Dataset excerpts Start Marker
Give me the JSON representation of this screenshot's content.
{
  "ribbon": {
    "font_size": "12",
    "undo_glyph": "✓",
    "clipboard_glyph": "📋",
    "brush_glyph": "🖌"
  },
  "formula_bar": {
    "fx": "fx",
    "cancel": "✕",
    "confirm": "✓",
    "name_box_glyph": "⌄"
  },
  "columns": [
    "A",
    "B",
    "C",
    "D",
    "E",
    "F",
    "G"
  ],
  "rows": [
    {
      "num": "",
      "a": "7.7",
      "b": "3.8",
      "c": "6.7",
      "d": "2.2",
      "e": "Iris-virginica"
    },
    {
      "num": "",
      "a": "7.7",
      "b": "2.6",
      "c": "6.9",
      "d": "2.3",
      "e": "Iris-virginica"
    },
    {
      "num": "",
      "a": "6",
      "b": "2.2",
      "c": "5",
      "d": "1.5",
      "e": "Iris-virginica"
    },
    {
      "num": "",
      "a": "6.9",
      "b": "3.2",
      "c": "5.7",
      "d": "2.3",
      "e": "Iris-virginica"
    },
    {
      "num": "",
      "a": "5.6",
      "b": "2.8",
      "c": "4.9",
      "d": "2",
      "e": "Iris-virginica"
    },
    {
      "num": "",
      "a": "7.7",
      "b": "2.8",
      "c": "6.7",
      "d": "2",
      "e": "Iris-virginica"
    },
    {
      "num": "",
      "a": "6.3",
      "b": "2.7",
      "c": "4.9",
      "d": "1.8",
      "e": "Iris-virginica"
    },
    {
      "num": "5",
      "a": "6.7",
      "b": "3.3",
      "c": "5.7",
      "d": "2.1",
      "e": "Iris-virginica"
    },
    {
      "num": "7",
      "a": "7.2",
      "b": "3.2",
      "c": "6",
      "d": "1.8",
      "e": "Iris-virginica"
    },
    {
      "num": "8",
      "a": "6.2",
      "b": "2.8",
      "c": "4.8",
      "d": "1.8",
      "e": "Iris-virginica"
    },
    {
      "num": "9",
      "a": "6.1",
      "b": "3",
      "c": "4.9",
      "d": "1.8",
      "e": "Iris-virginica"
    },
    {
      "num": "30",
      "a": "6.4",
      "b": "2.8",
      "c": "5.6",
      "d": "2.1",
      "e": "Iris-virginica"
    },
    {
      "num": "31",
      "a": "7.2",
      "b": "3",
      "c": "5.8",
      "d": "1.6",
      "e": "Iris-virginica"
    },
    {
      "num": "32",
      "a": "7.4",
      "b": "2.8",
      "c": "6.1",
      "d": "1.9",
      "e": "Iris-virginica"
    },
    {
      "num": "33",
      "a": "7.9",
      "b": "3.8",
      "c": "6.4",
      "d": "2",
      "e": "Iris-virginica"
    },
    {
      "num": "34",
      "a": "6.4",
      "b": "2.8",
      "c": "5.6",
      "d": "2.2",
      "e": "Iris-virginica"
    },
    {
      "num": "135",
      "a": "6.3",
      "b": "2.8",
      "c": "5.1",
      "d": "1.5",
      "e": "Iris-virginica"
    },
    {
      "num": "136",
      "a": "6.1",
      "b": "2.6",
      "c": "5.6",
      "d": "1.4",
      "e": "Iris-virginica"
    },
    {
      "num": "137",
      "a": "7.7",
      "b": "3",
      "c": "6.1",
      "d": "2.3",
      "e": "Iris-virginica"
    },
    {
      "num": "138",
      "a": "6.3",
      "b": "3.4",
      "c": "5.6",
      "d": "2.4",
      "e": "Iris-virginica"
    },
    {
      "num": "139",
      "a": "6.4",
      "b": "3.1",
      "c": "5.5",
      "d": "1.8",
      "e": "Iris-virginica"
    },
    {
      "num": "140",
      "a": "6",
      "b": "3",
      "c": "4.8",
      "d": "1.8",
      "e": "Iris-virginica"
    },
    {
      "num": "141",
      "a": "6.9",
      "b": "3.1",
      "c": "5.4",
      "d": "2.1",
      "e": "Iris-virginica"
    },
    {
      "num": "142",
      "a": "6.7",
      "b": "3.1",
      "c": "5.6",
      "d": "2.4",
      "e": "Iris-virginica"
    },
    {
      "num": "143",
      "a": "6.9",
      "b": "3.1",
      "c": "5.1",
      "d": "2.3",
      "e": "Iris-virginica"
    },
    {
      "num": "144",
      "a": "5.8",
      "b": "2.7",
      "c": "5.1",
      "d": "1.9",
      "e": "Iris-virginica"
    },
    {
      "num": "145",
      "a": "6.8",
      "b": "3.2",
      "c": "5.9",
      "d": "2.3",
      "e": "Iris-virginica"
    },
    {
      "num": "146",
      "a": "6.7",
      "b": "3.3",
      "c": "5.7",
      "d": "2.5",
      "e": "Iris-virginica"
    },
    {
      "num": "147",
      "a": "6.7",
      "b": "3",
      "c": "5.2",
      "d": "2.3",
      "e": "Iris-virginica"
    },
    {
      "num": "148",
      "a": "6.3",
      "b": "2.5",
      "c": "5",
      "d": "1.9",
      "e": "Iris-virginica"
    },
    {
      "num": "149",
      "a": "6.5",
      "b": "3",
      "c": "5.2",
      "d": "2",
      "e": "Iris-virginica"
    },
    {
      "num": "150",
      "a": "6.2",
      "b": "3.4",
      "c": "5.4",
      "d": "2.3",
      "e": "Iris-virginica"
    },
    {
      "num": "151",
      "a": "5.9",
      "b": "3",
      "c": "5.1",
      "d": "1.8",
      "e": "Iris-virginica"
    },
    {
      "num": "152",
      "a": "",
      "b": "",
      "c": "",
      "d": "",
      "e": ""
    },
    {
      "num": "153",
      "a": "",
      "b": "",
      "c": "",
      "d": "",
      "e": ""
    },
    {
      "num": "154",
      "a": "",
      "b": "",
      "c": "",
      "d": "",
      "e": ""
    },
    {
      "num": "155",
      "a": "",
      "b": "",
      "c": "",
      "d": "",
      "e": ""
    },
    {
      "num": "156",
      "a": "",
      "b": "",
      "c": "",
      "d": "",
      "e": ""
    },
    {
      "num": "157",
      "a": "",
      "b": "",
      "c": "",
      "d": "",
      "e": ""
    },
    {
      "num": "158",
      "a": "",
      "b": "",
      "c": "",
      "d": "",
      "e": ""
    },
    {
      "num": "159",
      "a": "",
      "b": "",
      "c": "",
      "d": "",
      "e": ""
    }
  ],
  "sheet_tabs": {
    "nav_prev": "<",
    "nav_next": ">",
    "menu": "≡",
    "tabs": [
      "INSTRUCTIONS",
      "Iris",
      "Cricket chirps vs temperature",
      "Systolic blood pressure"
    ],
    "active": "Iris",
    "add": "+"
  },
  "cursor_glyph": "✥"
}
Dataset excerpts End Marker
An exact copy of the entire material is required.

Give me the JSON representation of this screenshot's content.
{
  "ribbon": {
    "font_size": "12",
    "undo_glyph": "✓",
    "clipboard_glyph": "📋",
    "brush_glyph": "🖌"
  },
  "formula_bar": {
    "fx": "fx",
    "cancel": "✕",
    "confirm": "✓",
    "name_box_glyph": "⌄"
  },
  "columns": [
    "A",
    "B",
    "C",
    "D",
    "E",
    "F",
    "G"
  ],
  "rows": [
    {
      "num": "",
      "a": "7.7",
      "b": "3.8",
      "c": "6.7",
      "d": "2.2",
      "e": "Iris-virginica"
    },
    {
      "num": "",
      "a": "7.7",
      "b": "2.6",
      "c": "6.9",
      "d": "2.3",
      "e": "Iris-virginica"
    },
    {
      "num": "",
      "a": "6",
      "b": "2.2",
      "c": "5",
      "d": "1.5",
      "e": "Iris-virginica"
    },
    {
      "num": "",
      "a": "6.9",
      "b": "3.2",
      "c": "5.7",
      "d": "2.3",
      "e": "Iris-virginica"
    },
    {
      "num": "",
      "a": "5.6",
      "b": "2.8",
      "c": "4.9",
      "d": "2",
      "e": "Iris-virginica"
    },
    {
      "num": "",
      "a": "7.7",
      "b": "2.8",
      "c": "6.7",
      "d": "2",
      "e": "Iris-virginica"
    },
    {
      "num": "",
      "a": "6.3",
      "b": "2.7",
      "c": "4.9",
      "d": "1.8",
      "e": "Iris-virginica"
    },
    {
      "num": "5",
      "a": "6.7",
      "b": "3.3",
      "c": "5.7",
      "d": "2.1",
      "e": "Iris-virginica"
    },
    {
      "num": "7",
      "a": "7.2",
      "b": "3.2",
      "c": "6",
      "d": "1.8",
      "e": "Iris-virginica"
    },
    {
      "num": "8",
      "a": "6.2",
      "b": "2.8",
      "c": "4.8",
      "d": "1.8",
      "e": "Iris-virginica"
    },
    {
      "num": "9",
      "a": "6.1",
      "b": "3",
      "c": "4.9",
      "d": "1.8",
      "e": "Iris-virginica"
    },
    {
      "num": "30",
      "a": "6.4",
      "b": "2.8",
      "c": "5.6",
      "d": "2.1",
      "e": "Iris-virginica"
    },
    {
      "num": "31",
      "a": "7.2",
      "b": "3",
      "c": "5.8",
      "d": "1.6",
      "e": "Iris-virginica"
    },
    {
      "num": "32",
      "a": "7.4",
      "b": "2.8",
      "c": "6.1",
      "d": "1.9",
      "e": "Iris-virginica"
    },
    {
      "num": "33",
      "a": "7.9",
      "b": "3.8",
      "c": "6.4",
      "d": "2",
      "e": "Iris-virginica"
    },
    {
      "num": "34",
      "a": "6.4",
      "b": "2.8",
      "c": "5.6",
      "d": "2.2",
      "e": "Iris-virginica"
    },
    {
      "num": "135",
      "a": "6.3",
      "b": "2.8",
      "c": "5.1",
      "d": "1.5",
      "e": "Iris-virginica"
    },
    {
      "num": "136",
      "a": "6.1",
      "b": "2.6",
      "c": "5.6",
      "d": "1.4",
      "e": "Iris-virginica"
    },
    {
      "num": "137",
      "a": "7.7",
      "b": "3",
      "c": "6.1",
      "d": "2.3",
      "e": "Iris-virginica"
    },
    {
      "num": "138",
      "a": "6.3",
      "b": "3.4",
      "c": "5.6",
      "d": "2.4",
      "e": "Iris-virginica"
    },
    {
      "num": "139",
      "a": "6.4",
      "b": "3.1",
      "c": "5.5",
      "d": "1.8",
      "e": "Iris-virginica"
    },
    {
      "num": "140",
      "a": "6",
      "b": "3",
      "c": "4.8",
      "d": "1.8",
      "e": "Iris-virginica"
    },
    {
      "num": "141",
      "a": "6.9",
      "b": "3.1",
      "c": "5.4",
      "d": "2.1",
      "e": "Iris-virginica"
    },
    {
      "num": "142",
      "a": "6.7",
      "b": "3.1",
      "c": "5.6",
      "d": "2.4",
      "e": "Iris-virginica"
    },
    {
      "num": "143",
      "a": "6.9",
      "b": "3.1",
      "c": "5.1",
      "d": "2.3",
      "e": "Iris-virginica"
    },
    {
      "num": "144",
      "a": "5.8",
      "b": "2.7",
      "c": "5.1",
      "d": "1.9",
      "e": "Iris-virginica"
    },
    {
      "num": "145",
      "a": "6.8",
      "b": "3.2",
      "c": "5.9",
      "d": "2.3",
      "e": "Iris-virginica"
    },
    {
      "num": "146",
      "a": "6.7",
      "b": "3.3",
      "c": "5.7",
      "d": "2.5",
      "e": "Iris-virginica"
    },
    {
      "num": "147",
      "a": "6.7",
      "b": "3",
      "c": "5.2",
      "d": "2.3",
      "e": "Iris-virginica"
    },
    {
      "num": "148",
      "a": "6.3",
      "b": "2.5",
      "c": "5",
      "d": "1.9",
      "e": "Iris-virginica"
    },
    {
      "num": "149",
      "a": "6.5",
      "b": "3",
      "c": "5.2",
      "d": "2",
      "e": "Iris-virginica"
    },
    {
      "num": "150",
      "a": "6.2",
      "b": "3.4",
      "c": "5.4",
      "d": "2.3",
      "e": "Iris-virginica"
    },
    {
      "num": "151",
      "a": "5.9",
      "b": "3",
      "c": "5.1",
      "d": "1.8",
      "e": "Iris-virginica"
    },
    {
      "num": "152",
      "a": "",
      "b": "",
      "c": "",
      "d": "",
      "e": ""
    },
    {
      "num": "153",
      "a": "",
      "b": "",
      "c": "",
      "d": "",
      "e": ""
    },
    {
      "num": "154",
      "a": "",
      "b": "",
      "c": "",
      "d": "",
      "e": ""
    },
    {
      "num": "155",
      "a": "",
      "b": "",
      "c": "",
      "d": "",
      "e": ""
    },
    {
      "num": "156",
      "a": "",
      "b": "",
      "c": "",
      "d": "",
      "e": ""
    },
    {
      "num": "157",
      "a": "",
      "b": "",
      "c": "",
      "d": "",
      "e": ""
    },
    {
      "num": "158",
      "a": "",
      "b": "",
      "c": "",
      "d": "",
      "e": ""
    },
    {
      "num": "159",
      "a": "",
      "b": "",
      "c": "",
      "d": "",
      "e": ""
    }
  ],
  "sheet_tabs": {
    "nav_prev": "<",
    "nav_next": ">",
    "menu": "≡",
    "tabs": [
      "INSTRUCTIONS",
      "Iris",
      "Cricket chirps vs temperature",
      "Systolic blood pressure"
    ],
    "active": "Iris",
    "add": "+"
  },
  "cursor_glyph": "✥"
}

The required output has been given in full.